Why do we Precrastinate?
Feeling swamped? Overwhelmed? Using that “to do” list to get through life? This amazing research published recently in the journalPsychological Science seems to indicate that we, humans, “overwhelmingly precrastinate”. The behavioral scientists explainprecrastination as an “irrational choice” but that it “reflects the significant trade-offs people make to keep from feeling overwhelmed”. In the specific study referenced in the NYTimes article, participants decided to do a task at the beginning of an assignment, one that could have been completed much later, to keep from having to stress-over not forgetting. In other words, people decided to complete physical tasks in order to relieve mental stress.

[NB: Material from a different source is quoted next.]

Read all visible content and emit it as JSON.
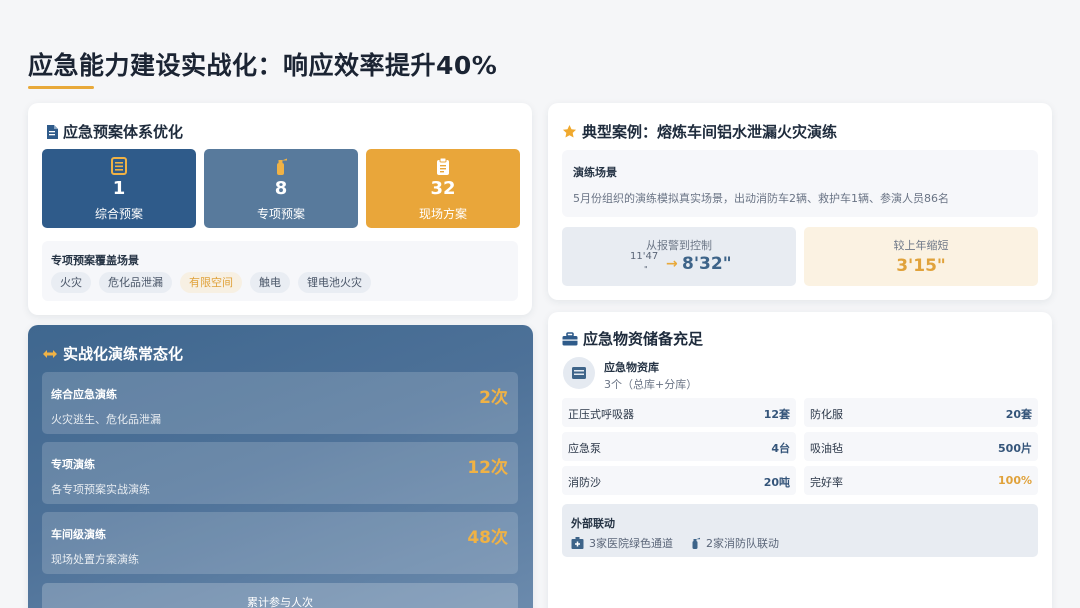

This hypothesis from the research group proved itself true over and over again. It struck me as also as an apt description of eduction. Listen to the language we use in teaching when trying to reform or change how people “act”. No matter the tool or the group, it comes up again and again. When we are forced to undergo cognitive dissonance, how often do we immediately get to logistics to relieve the “mental stress’?
I heard it again during my time at SREB. Teachers, schools, districts and education service districts constantly used the language “doing” LDC or MDC. Why do we focus on the “doing”? Why don't we ever really think about the work? According to this research, the physical act of “doing” a task, even when it’s much too early in the process, relieves mental stress. Precastination, a hard-wired component of our brains, is an attempt to do physical work to allow mental resources to other tasks.
I think this explains much of what happens in our schools and classrooms. How much of the “work” we do in education is about doing “tasks” that really just make us feel better about the heavy mental lifting that we never really get to? How much of our work is dedicated to “assignments” that distract us from the stuff that really matters?
Interestingly, in a separate blog post, David Allen calls this type of work “Dummy Work”. While he validates the importance of doing work that isn’t all that interesting as a way to fill time or “when our brains are fried”, I’m afraid that sometimes in Education it’s the only work we ever really do. How do we as educators strive for more meaningful work, both for ourselves and our students? I do we create environments that are more “minds-on” instead of “hands-on”?